Such being the fact, that Christianity became corrupted from the philosophy of the times, let us now notice, that from this very source the apostles forewarned Christians, errors should arise among them. Paul said to the Collosians, ch. 2: 8, "Beware lest any man spoil you through philosophy and vain deceit, after the tradition of men, after the rudiments of the world, and not after Christ." See also 1 Tim. 6: 20, 21. 1: 4, 6. and 4: 7. 2 Tim. 2: 16-18. These errors were not introduced without opposition, for it required ecclesiastical authority to establish in some places the immortality of the soul. Accordingly Eusebius testifies, that A. D. 249, the doctrine that "the souls of men perish with their bodies," was condemned in an Arabian council. No wonder the Arabian Christians opposed the doctrine of the immortality of the soul even in the third century, for by Dr. Good's own showing, it was not found in the writings of Job, their ancestor, nor taught them by Christ their master. This doctrine however being once established, laid a foundation for a superstructure of priestcraft and superstition in the Catholic

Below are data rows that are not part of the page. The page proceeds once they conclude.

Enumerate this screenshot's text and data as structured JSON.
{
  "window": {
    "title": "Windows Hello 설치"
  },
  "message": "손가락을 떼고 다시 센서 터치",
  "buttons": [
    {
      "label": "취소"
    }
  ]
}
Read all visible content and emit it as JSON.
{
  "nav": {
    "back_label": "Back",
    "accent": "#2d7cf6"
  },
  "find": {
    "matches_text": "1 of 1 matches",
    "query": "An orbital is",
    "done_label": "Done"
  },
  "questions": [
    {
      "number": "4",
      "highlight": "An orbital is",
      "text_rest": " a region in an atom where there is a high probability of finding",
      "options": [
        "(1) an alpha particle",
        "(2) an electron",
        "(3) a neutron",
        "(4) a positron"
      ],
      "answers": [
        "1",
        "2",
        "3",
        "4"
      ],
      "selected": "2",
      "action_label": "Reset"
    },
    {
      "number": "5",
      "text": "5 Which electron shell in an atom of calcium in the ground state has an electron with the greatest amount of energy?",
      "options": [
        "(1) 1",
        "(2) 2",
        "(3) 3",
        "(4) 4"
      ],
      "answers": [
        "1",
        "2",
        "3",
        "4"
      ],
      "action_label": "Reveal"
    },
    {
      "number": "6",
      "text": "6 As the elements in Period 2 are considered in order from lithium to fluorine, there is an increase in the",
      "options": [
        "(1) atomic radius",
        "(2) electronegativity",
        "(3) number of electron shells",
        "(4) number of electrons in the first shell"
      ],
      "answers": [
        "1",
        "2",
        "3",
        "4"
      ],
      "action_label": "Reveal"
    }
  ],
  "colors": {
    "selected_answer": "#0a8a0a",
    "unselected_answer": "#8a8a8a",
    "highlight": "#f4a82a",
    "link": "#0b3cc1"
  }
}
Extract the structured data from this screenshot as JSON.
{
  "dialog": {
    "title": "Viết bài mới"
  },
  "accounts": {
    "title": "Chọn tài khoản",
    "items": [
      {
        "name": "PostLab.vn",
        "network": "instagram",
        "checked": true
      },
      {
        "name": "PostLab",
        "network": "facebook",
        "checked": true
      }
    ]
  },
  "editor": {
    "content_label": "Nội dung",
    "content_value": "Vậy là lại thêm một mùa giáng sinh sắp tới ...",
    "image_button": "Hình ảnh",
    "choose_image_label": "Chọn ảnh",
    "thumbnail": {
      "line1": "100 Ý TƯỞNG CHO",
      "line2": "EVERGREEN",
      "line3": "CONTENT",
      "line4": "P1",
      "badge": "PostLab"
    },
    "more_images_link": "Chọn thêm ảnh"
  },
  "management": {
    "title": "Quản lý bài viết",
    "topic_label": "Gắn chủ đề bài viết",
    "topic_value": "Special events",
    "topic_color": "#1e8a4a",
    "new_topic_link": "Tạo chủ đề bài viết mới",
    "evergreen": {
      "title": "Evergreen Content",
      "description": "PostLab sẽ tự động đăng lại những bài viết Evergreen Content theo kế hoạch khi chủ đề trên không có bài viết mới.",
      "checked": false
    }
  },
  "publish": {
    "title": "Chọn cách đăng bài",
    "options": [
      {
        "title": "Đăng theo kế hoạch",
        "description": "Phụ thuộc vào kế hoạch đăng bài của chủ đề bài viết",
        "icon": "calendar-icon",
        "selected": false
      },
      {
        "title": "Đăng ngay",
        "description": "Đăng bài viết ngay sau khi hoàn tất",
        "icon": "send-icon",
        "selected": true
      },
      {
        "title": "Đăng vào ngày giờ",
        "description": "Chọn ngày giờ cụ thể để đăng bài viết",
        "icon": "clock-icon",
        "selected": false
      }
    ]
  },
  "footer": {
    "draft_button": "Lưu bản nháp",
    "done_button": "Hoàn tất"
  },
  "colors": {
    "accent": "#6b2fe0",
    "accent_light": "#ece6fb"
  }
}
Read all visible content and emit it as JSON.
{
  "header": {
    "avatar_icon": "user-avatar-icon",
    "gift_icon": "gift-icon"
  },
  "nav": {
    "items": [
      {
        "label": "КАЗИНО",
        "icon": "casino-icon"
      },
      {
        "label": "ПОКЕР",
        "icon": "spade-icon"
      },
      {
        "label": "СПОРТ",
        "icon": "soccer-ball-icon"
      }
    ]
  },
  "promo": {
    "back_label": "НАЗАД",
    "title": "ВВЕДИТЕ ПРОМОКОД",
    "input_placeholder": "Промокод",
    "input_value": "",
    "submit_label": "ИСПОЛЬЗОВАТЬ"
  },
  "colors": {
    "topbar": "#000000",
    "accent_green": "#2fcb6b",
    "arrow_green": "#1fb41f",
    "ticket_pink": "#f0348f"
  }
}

church, which for many ages was the admiration of the nations, but the curse of the world. Its very ruins excite our astonishment. At the Reformation, many things were reformed, but all will admit, many things were left unreformed. For example, saving immortal souls after death was laid aside, but the reformers still went on to save them before death. Whether men had immortal souls to save from endless misery was never made a question with them; and from their day to this few Protestants have suspected the unscriptural nature of this doctrine.
Facts stated, showing that the common opinions respect ing man's soul, and its condition after death, cannot be true.
In the course of the preceding examination a number of facts have occurred to us which confirm the views advanced. For brevity's sake we shall introduce them chiefly in the way of question and answer.
1st. When God created man, did he inform him that he had given him an immortal soul? No; we might just as well assert this of the beasts which God created. To say an immortal being became mortal by sin, is a contradiction in terms; nor is it intimated that the entrance of sin produced such a change among mankind.
2d. Has God imparted to Adam's posterity immortal souls either by gift, or propagation, to suffer or enjoy in a disembodied state? No; no man disputes that the same kind of soul Adam had, all his posterity have; and to speak of a mortal creature